Candida metapsilosis is a rarely-isolated, opportunistic pathogen that belongs to a clade of pathogenic yeasts known as the C. parapsilosis sensu lato species complex. To gain insight into the recent evolution of C. metapsilosis and the genetic basis of its virulence, we sequenced the genome of 11 clinical isolates from various locations, which we compared to each other and to the available genomes of the two remaining members of the complex: C. orthopsilosis and C. parapsilosis. Unexpectedly, we found compelling genomic evidence that C. metapsilosis is a highly heterozygous hybrid species, with all sequenced clinical strains resulting from the same past hybridization event involving two parental lineages that were approximately 4.5% divergent in sequence. This result indicates that the parental species are non-pathogenic, but that hybridization between them formed a new opportunistic pathogen, C. metapsilosis, that has achieved a worldwide distribution. We show that these hybrids are diploid and we identified strains carrying loci for both alternative mating types, which supports mating as the initial mechanism for hybrid formation. We trace the aftermath of this hybridization at the genomic level, and reconstruct the evolutionary relationships among the different strains. Recombination and introgression -resulting in loss of heterozygosis- between the two subgenomes have been rampant, and includes the partial overwriting of the MTLa mating locus in all strains. Collectively, our results shed light on the recent genomic evolution within the C. parapsilosis sensu lato complex, and argue for a re-definition of species within this clade, with at least five distinct homozygous lineages, some of which having the ability to form hybrids.

Publication types

  • Research Support, Non-U.S. Gov't

MeSH terms

  • Candida / genetics*
  • Candida / pathogenicity
  • Evolution, Molecular*
  • Genome
  • Heterozygote
  • Humans
  • Hybridization, Genetic
  • Opportunistic Infections / genetics*
  • Opportunistic Infections / microbiology
  • Virulence / genetics*

Associated data

  • BioProject/PRJNA238968

Grant support

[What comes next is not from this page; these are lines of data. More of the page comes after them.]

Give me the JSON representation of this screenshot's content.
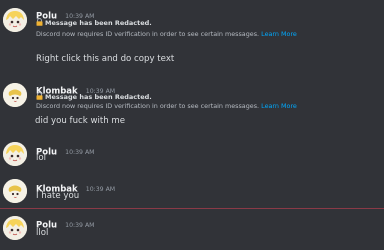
{
  "messages": [
    {
      "author": "Polu",
      "time": "10:39 AM",
      "redacted": "Message has been Redacted.",
      "notice": "Discord now requires ID verification in order to see certain messages.",
      "notice_link": "Learn More",
      "text": "Right click this and do copy text"
    },
    {
      "author": "Klombak",
      "time": "10:39 AM",
      "redacted": "Message has been Redacted.",
      "notice": "Discord now requires ID verification in order to see certain messages.",
      "notice_link": "Learn More",
      "text": "did you fuck with me"
    },
    {
      "author": "Polu",
      "time": "10:39 AM",
      "text": "lol"
    },
    {
      "author": "Klombak",
      "time": "10:39 AM",
      "text": "I hate you"
    },
    {
      "author": "Polu",
      "time": "10:39 AM",
      "text": "llol"
    }
  ],
  "colors": {
    "background": "#313338",
    "link": "#00a8fc",
    "new_divider": "#8a3a47"
  },
  "icons": [
    "lock-icon",
    "avatar-polu",
    "avatar-klombak"
  ]
}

TG’s group’s research acknowledges support from Spanish Ministry of Economy and Competitiveness grants, ‘Centro de Excelencia Severo Ochoa 2013–2017’ SEV-2012-0208, and BIO2012-37161 cofounded by European Regional Development Fund (ERDF); from the European Union and ERC Seventh Framework Programme (FP7/2007-2013) under grant agreements FP7-PEOPLE-2013-ITN-606786 and ERC-2012-StG-310325, and grant from the European Union’s Horizon 2020 research and innovation programme under the Marie Sklodowska-Curie grant agreement No H2020-MSCA-ITN-2014-642095. LPP is funded through La Caixa-CRG International Fellowship Program. JN’s group was supported by the Slovak Research and Development Agency (APVV 0123-10) and the Scientific Grant Agency (VEGA 1/0333/15). AG is supported by OTKA NN113153, NF84006 and by the János Bolyai Research Scholarship of the Hungarian Academy of Sciences. The funders had no role in study design, data collection and analysis, decision to publish, or preparation of the manuscript.